Your objective
The lines to copy are those in the records below that hold the word "Leaf".

[[ Data open ]]

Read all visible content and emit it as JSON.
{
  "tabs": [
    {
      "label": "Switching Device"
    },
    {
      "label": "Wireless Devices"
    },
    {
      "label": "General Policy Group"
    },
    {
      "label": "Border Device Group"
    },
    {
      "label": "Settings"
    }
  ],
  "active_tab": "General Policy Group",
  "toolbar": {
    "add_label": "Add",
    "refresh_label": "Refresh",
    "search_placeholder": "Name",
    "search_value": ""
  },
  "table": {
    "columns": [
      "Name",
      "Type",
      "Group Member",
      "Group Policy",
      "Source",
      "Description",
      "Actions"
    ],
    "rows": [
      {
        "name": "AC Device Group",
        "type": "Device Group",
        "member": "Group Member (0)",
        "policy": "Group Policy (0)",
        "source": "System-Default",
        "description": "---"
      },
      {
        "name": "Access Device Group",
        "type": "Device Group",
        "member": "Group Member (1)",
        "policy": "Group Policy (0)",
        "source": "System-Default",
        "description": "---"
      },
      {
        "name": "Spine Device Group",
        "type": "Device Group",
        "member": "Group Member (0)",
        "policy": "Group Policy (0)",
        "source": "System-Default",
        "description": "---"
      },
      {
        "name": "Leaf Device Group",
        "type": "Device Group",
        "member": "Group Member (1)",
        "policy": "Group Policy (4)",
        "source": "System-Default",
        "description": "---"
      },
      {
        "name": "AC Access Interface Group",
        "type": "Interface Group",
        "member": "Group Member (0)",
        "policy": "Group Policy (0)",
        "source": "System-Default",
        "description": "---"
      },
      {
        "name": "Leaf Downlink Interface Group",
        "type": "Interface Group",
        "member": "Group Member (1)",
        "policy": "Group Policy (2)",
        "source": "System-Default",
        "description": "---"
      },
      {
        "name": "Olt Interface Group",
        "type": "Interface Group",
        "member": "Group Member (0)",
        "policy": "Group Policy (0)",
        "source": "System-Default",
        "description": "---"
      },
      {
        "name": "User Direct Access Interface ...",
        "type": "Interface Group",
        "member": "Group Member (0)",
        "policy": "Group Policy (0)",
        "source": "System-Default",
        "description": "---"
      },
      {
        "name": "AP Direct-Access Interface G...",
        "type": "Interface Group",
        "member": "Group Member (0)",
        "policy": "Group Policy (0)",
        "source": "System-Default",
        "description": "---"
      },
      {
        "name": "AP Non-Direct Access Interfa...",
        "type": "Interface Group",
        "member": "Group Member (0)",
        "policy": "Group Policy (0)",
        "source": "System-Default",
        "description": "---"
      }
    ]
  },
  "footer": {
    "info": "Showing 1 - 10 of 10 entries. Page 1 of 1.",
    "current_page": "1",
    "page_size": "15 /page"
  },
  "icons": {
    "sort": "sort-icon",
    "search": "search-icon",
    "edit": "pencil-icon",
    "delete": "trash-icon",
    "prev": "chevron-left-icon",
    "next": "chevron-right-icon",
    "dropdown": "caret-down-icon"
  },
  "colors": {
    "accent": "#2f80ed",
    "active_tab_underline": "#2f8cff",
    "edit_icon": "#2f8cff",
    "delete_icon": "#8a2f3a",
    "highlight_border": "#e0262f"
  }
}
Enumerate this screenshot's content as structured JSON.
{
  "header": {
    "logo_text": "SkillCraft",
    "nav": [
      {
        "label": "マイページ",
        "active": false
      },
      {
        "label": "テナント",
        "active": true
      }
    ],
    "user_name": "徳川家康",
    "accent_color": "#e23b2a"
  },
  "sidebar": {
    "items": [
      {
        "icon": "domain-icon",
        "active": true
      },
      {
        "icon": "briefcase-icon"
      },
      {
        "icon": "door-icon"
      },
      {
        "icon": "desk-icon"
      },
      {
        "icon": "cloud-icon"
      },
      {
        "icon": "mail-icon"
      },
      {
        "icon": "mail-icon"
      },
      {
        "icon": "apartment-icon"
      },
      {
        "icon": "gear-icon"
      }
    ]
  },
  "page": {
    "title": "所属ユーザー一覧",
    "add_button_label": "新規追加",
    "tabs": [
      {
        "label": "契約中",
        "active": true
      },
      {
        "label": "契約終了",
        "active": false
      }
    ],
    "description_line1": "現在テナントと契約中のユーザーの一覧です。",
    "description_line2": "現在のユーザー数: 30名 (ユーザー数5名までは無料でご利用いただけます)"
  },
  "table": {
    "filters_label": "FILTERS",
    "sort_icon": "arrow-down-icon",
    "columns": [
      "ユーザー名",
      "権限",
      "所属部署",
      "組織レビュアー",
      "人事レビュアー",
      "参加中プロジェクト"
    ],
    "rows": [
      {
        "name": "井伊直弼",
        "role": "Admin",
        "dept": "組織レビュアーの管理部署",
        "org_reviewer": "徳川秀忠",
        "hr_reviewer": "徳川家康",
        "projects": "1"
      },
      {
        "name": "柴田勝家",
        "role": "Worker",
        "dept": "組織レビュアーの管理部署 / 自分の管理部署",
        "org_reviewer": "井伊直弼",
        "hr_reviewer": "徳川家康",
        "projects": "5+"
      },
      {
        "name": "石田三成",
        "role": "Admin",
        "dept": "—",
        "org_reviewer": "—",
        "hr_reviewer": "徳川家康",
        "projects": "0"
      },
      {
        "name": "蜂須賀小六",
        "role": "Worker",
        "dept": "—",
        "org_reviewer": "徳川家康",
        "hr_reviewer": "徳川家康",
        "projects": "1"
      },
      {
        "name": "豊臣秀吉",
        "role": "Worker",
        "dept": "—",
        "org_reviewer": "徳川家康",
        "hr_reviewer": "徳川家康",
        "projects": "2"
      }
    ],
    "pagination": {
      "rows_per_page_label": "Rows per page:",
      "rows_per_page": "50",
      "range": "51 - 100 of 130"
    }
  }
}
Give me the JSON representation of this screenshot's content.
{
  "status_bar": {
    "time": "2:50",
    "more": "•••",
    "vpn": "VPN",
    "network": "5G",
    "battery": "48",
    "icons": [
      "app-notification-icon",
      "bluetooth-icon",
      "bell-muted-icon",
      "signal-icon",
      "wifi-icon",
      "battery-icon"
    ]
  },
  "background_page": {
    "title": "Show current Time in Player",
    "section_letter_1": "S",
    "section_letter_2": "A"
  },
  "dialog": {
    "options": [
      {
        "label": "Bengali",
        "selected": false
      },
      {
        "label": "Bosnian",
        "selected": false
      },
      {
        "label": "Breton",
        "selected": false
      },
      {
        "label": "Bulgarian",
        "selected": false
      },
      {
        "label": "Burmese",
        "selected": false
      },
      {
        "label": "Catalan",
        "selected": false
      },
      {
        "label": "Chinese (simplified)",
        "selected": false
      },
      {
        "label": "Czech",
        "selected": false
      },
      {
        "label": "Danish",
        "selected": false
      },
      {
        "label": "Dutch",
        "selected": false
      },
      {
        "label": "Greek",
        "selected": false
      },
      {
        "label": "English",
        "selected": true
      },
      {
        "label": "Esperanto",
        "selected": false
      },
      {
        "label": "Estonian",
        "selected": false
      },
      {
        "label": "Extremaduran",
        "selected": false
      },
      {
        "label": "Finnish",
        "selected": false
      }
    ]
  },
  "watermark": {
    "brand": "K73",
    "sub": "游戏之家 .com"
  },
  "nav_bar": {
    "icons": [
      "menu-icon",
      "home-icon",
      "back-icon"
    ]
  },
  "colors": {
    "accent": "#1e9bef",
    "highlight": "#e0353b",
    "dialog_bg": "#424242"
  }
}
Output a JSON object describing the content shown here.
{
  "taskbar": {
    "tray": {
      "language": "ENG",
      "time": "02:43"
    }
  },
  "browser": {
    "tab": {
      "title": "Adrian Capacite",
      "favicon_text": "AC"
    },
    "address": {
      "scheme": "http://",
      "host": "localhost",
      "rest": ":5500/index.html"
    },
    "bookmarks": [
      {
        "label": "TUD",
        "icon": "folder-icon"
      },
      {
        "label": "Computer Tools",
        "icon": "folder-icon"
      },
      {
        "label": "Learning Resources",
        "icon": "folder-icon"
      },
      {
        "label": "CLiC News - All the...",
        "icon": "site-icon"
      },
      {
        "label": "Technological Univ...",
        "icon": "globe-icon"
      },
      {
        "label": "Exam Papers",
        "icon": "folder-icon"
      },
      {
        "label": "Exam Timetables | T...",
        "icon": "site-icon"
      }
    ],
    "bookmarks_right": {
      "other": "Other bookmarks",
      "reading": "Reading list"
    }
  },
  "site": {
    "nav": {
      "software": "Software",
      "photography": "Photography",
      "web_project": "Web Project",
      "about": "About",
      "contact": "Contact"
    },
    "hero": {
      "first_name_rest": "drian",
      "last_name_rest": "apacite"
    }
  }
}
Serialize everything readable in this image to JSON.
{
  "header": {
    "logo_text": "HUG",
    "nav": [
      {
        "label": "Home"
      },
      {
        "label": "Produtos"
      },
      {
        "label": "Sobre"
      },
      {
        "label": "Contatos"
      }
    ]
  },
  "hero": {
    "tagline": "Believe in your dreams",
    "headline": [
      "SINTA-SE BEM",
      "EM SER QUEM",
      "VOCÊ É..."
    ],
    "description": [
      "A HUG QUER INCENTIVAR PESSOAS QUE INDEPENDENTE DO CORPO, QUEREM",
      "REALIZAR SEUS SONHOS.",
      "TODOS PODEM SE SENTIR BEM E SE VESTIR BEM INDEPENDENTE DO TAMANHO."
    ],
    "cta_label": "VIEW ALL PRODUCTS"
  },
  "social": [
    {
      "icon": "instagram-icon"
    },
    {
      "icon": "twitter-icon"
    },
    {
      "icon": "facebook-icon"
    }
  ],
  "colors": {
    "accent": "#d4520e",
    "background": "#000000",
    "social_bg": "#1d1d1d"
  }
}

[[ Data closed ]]

Task response
        "name": "Leaf Device Group",
        "name": "Leaf Downlink Interface Group",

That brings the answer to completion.